Photo Credit: (Staten Island Advance/ Bill Lyons)details
This Feb. 11, 1964 image provided by the David Anthony Fine Art gallery in Taos, N.M., shows a photograph of George Harrison taken by photographer Mike Mitchell during the Beatles first live U.S. concert at the Washington Coliseum.
Mitchell’s portraits of the Beatles are the centerpiece of a monthlong photography exhibition at the gallery. This marks the first time the images have been shown since their unveiling in 2011 at a Christie’s auction in New York City. (AP/David Anthony Fine Art, Mike Mitchell)
Source: Jakarta Post
Photo Credit: (AP/David Anthony Fine Art, Mike Mitchell)details
Beatles legend Paul McCartney made a lifelong dream come true for a cancer-stricken fan by calling her when she was admitted in the hospital. McCartney called the terminally ill woman, who had left city government to become a top official at the MTA, to fulfil her life-long dream, reported the New York daily News.
Susan Kupferman and McCartney's wife, former MTA board member Nancy Shevell, were friends. "I wasn't on the call but I'm telling you, Paul called. He is a great guy," said mayor Bloomberg. Kupferman, 54, was in the final stages of cancer and died on June 26.
One mistake and your reputation is shot. Dick Rowe was one of the pillars of the Decca label, but he has gone down in history as "the talent scout who turned down The Beatles." A sin of a different nature was committed by Vee-Jay Records, the Chicago firm that in 1963 signed a contract to release The Beatles' records in the United States. But it lost that license to print money out of mere fecklessness.
Early in 1963 Capitol, the California branch of EMI, didn't want to know about The Beatles, or even how to pronounce their name. Despairing of making any progress in the matter, EMI ceded its masters to Vee-Jay, which was trying to sign a balladeer, Frank Ifield. The Beatles came as part of a two-for-one package.
The Beatles saga is portrayed as a triumphal march, but it might have ground to a halt on several occasions. In spite of Vee-Jay's good relations with Chicago radio, the first Beatles singles hardly got any air time. Faced with this lukewarm reception, they delayed their first LP, Introducing... The Beatles .< details

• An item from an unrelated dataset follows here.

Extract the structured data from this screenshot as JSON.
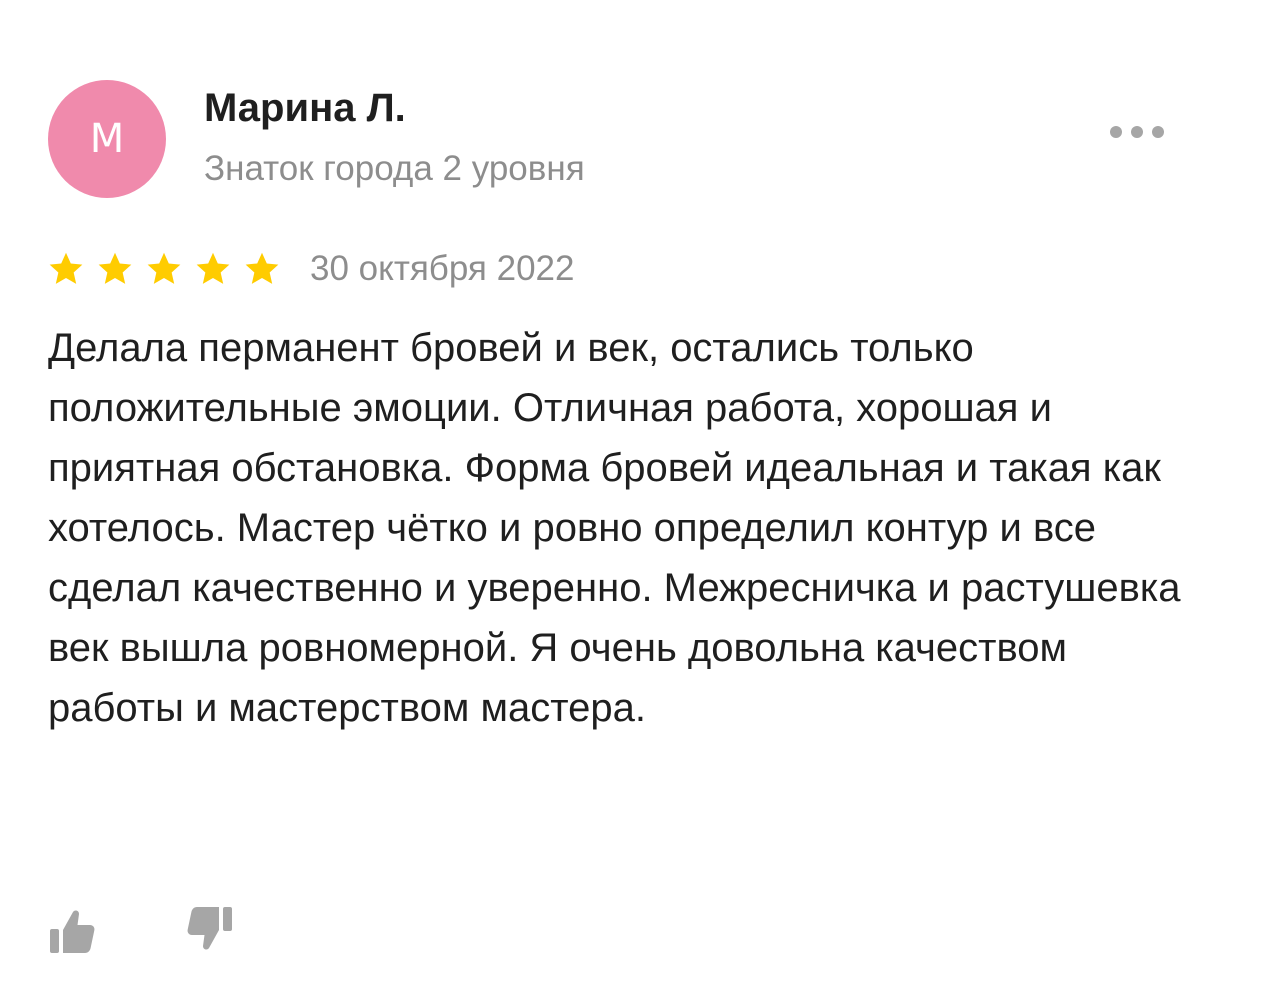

After close to 300 Beatles appearances at the Cavern Club, spanning two and a half years, this was the last! The venue had played perhaps the vital role in preparing them for "The Big Time" and now that time had come. Bob Wooler, the Cavern Club compere, remembers Brian Epstein promising that one day the Beatles would be back, but it was not to be.
Tickets for the performance went on sale on July 21st at 1:30 pm and by 2:00 pm were sold out. The Beatles fee was £300 - The first time they played at the Cavern it was £5.
Source: Beatles Radiodetails